Upgrading Lot of Rural Women [Archives:1999/02/Reportage]

January 11 1999

Yemeni women play an important role in traditional farming, shouldering most of the burden in agricultural work all the year long. Men work only in ploughing and harvesting seasons. Despite such big role, women are belittled due to economic, social, legal and cultural obstacles that limit the return to their work. That means that there are structural hindrances that prevent rural women from being an effective partner in the development process and in social change.
Working within a family is not financial renumerated, in spite of its importance. Thus no wages are paid. Women’s work is not paid for and is thus not considered as real work.
There is a negative co-relation between women’s hard work on the farm and their economic situation within the family and society. In spite of being the largest producer, women have the least access to the family income generated from the farm and raising livestock.
This already unfair situation for women is further exacerbated by other factors. Consider, as examples, the following:
Sex Discrimination: Girls are compelled to stay at home and do chores or help with livestock (e.g., miling cows, goats, herding, etc.) or on the farm, while boys go to school or play outside.
Ownership: women are affiliated to their husbands or brothers. Accordingly their title to ownership is eroded by the fact their male relative often takes charge.
Cash Crops: There is a general rule which says that women do not work on cash crops, such as qat, grapes, coffee, etc. The idea behind it is that if women hand their hands on the cash crop, they could have their hands on the money.
Exceptions to the rule are Lahj, Abyan, the Tihama, and the women of Jabal Sabir in Taiz.
If we take maize and sorghum as examples, in their capacity as the largest crops grown in Yemen, we notice that women do the work in planting, weeding, harvesting, sifting, collecting roots, fertilizing lands and work with men in ploughing.
If we also take cotton as another example, men only do the ploughing and seeding operations, which take a relatively short period, while women do the cleaning of the land from weeds, collecting cotton, packing it and cleaning the land from the harvest’s remains. Their work extends from August through February the following year.
Women in the countryside perform all household chores such as cleaning the house, carrying water, washing clothes, baking bread, looking after the children, etc. They are also responsible for animal husbandry in addition sewing clothes and even limited construction work.
The gravity of the situation becomes clear when we remember that women get the least of the household income and benefits. In our culture, whatever limited good food exists, goes to the men and boys. Women get meat, milk, eggs, etc., only if any of it is left behind.

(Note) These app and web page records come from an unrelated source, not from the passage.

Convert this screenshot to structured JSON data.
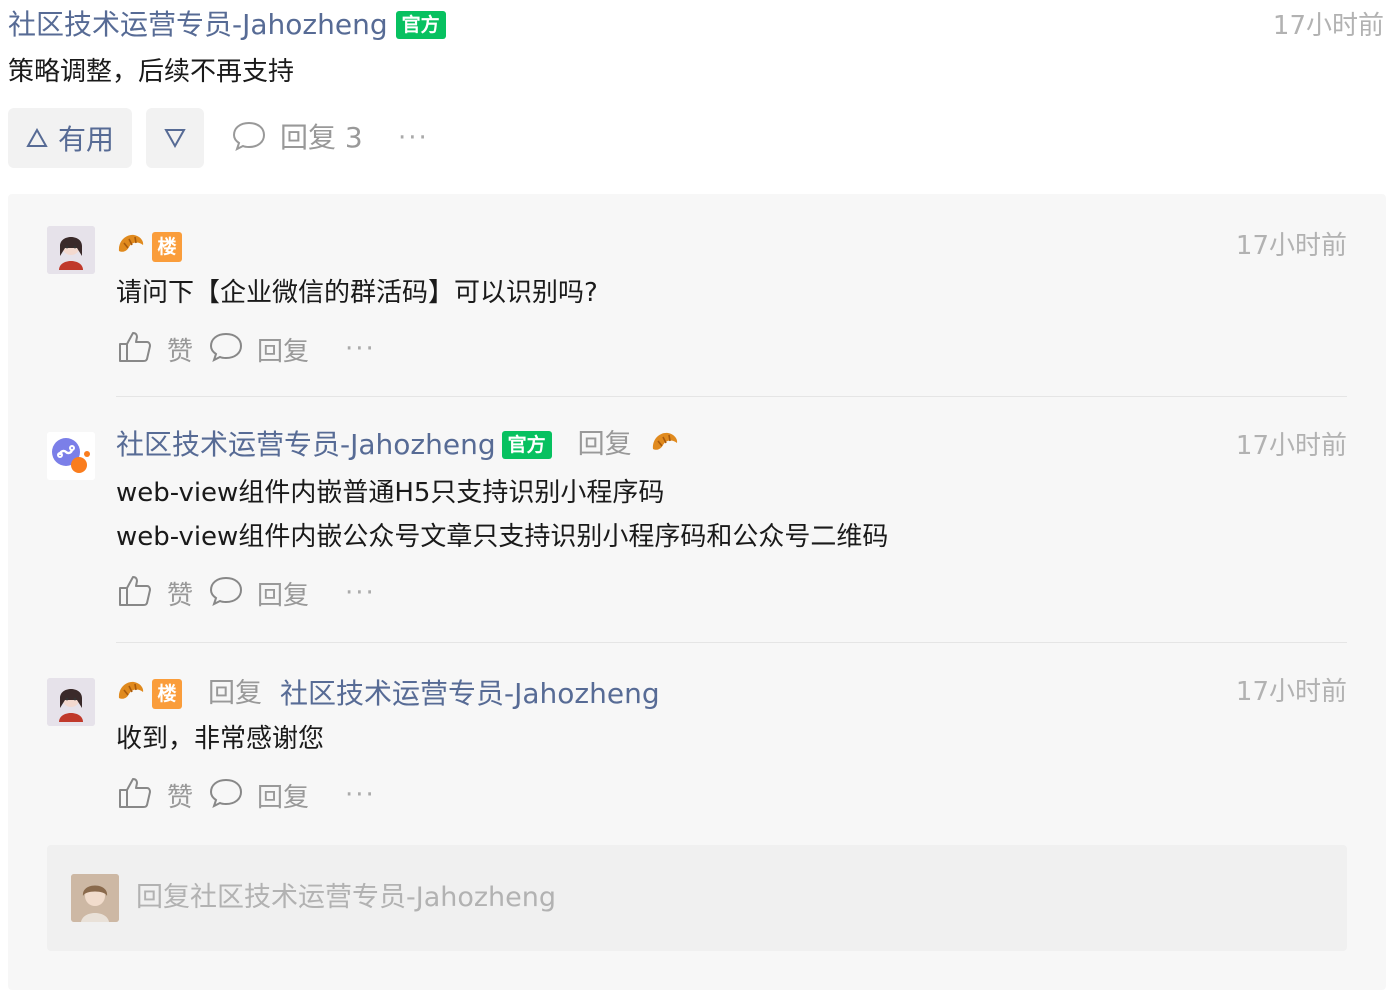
{
  "top_comment": {
    "author": "社区技术运营专员-Jahozheng",
    "badge": "官方",
    "time": "17小时前",
    "content": "策略调整，后续不再支持",
    "useful_label": "有用",
    "reply_label": "回复 3",
    "more": "···"
  },
  "replies": [
    {
      "floor_badge": "楼",
      "time": "17小时前",
      "content": "请问下【企业微信的群活码】可以识别吗?",
      "like_label": "赞",
      "reply_label": "回复",
      "more": "···"
    },
    {
      "author": "社区技术运营专员-Jahozheng",
      "badge": "官方",
      "reply_word": "回复",
      "time": "17小时前",
      "content_lines": [
        "web-view组件内嵌普通H5只支持识别小程序码",
        "web-view组件内嵌公众号文章只支持识别小程序码和公众号二维码"
      ],
      "like_label": "赞",
      "reply_label": "回复",
      "more": "···"
    },
    {
      "floor_badge": "楼",
      "reply_word": "回复",
      "reply_to": "社区技术运营专员-Jahozheng",
      "time": "17小时前",
      "content": "收到，非常感谢您",
      "like_label": "赞",
      "reply_label": "回复",
      "more": "···"
    }
  ],
  "reply_input": {
    "placeholder": "回复社区技术运营专员-Jahozheng"
  },
  "colors": {
    "link": "#576b95",
    "official_green": "#07c160",
    "floor_orange": "#fa9d3b",
    "muted": "#999999"
  }
}
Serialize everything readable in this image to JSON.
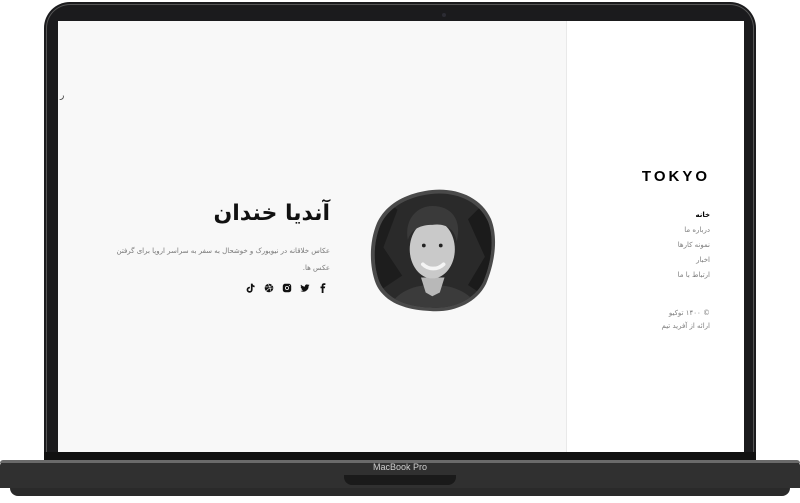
{
  "device": {
    "label": "MacBook Pro"
  },
  "sidebar": {
    "logo": "TOKYO",
    "nav": [
      {
        "label": "خانه",
        "active": true
      },
      {
        "label": "درباره ما",
        "active": false
      },
      {
        "label": "نمونه کارها",
        "active": false
      },
      {
        "label": "اخبار",
        "active": false
      },
      {
        "label": "ارتباط با ما",
        "active": false
      }
    ],
    "copyright_line1": "© ۱۴۰۰ توکیو",
    "copyright_line2": "ارائه از آفرید تیم"
  },
  "hero": {
    "name": "آندیا خندان",
    "bio": "عکاس خلاقانه در نیویورک و خوشحال به سفر به سراسر اروپا برای گرفتن عکس ها.",
    "side_mark": "ر",
    "socials": [
      "facebook-icon",
      "twitter-icon",
      "instagram-icon",
      "dribbble-icon",
      "tiktok-icon"
    ]
  }
}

So, how do we help the lot of women? We have to address this inequity and these bad socio- cultural values. We have to address the issues head-on.
By: Engineer Balqis Anwar Abdul Sattar,
Director of Upgrading Rural Women Department,
Ministry of Agriculture.